On Wednesday, the MAGA rioters not only made it through these layers of security, pushing through the barriers at multiple entrances, but they also scaled the ornamental features as if it was all just a giant Lego set: The striated sandstone walls served as ladders, the balustrades on the balconies required just one more heave-ho. It is not easy to access the balconies on the third floor or to parade through the cordoned-off hallways, but today it appeared that once you’re past the barricades and through the heavy front doors, once you’ve overpowered the smattering of security personnel ordinarily stationed at those entrances, you can go forth. Until now, no one has.

There have been rare incidents over the years — a shooting in 1998, another in 2016 — but the assailants didn’t get very far inside. Countless protests have been staged in and around the building in recent years, most of them peaceful. However, activists have been swiftly escorted out of these demonstrations — sometimes, they have argued, too swiftly and with too much force.

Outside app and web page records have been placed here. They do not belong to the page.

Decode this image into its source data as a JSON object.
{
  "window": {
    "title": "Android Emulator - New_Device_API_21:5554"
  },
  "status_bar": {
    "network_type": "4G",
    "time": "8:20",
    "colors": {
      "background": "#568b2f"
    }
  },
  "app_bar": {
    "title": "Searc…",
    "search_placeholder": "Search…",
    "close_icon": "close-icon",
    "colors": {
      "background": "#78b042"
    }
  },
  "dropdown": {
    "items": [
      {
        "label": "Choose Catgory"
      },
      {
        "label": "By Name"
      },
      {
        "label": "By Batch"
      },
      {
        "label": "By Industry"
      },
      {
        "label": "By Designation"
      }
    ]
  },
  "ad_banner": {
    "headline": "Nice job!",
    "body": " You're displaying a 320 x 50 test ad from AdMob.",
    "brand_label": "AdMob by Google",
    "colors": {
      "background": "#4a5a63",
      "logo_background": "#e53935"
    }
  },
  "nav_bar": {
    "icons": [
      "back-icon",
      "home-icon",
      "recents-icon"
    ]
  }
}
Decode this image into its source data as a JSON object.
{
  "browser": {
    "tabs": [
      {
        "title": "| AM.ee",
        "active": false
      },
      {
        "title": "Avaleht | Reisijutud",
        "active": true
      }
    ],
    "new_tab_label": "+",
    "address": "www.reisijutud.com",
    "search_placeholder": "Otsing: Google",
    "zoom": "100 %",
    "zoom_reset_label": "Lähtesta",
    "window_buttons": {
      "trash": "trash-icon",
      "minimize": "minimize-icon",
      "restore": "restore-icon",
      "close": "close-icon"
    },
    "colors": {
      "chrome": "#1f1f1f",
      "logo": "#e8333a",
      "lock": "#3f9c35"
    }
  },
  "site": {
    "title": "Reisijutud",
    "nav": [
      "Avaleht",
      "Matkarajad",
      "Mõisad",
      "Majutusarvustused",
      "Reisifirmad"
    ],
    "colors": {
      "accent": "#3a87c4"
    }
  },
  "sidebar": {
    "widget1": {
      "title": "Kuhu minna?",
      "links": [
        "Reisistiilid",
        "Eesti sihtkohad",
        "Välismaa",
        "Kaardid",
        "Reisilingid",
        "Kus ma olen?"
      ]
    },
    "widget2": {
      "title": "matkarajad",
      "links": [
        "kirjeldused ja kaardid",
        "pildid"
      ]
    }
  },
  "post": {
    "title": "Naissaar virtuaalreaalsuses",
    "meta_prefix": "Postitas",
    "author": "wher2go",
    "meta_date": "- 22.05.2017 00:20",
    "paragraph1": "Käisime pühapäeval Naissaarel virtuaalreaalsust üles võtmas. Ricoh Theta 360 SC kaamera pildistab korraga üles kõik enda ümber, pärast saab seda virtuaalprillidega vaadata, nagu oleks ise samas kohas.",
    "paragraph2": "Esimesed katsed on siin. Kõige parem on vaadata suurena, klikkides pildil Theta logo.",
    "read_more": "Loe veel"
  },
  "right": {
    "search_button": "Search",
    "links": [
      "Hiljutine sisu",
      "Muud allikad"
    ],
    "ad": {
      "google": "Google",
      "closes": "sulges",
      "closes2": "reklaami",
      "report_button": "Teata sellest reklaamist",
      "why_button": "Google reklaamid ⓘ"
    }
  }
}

The response to Wednesday’s chaos stood in sharp contrast. For one, Capitol Police were not armed in riot gear to begin with, as law enforcement on crowd control duty have been at almost every large protest against police brutality in D.C. in recent months. When the mob breached the guardrails, the building was locked down, yes. Tear-gas canisters were shot, and yes, some police inside the chambers drew their guns. But others tried to “let them do their thing,” according to the New York Times. Videos also emerged of some police personnel opening up the barricades and taking selfies with the intruders once they were inside the building.

The National Guard, which had been on standby for days, was absent toward the beginning. The FBI’s SWAT team took some time to get there. The Department of Homeland Security, which had been on a crusade to protect federal buildings during the George Floyd protests, had a similarly delayed, meek reaction.

Political reporters and protest organizers have remarked at this lack of preparedness and intervention — and what it signifies.

But it was not about a lack of barricades or of boots on the ground. None of this will go away if more public spaces are further fenced off and boarded up. As long as disproportionate force is used against the people who want to declare their humanity, and those who want to deny that humanity are escorted gently out the doors they have just destroyed, the fundamental institutions of American society will continue to replicate the violent myth that only certain lives matter.

Why Was the U.S. Capitol So Easy to Breach?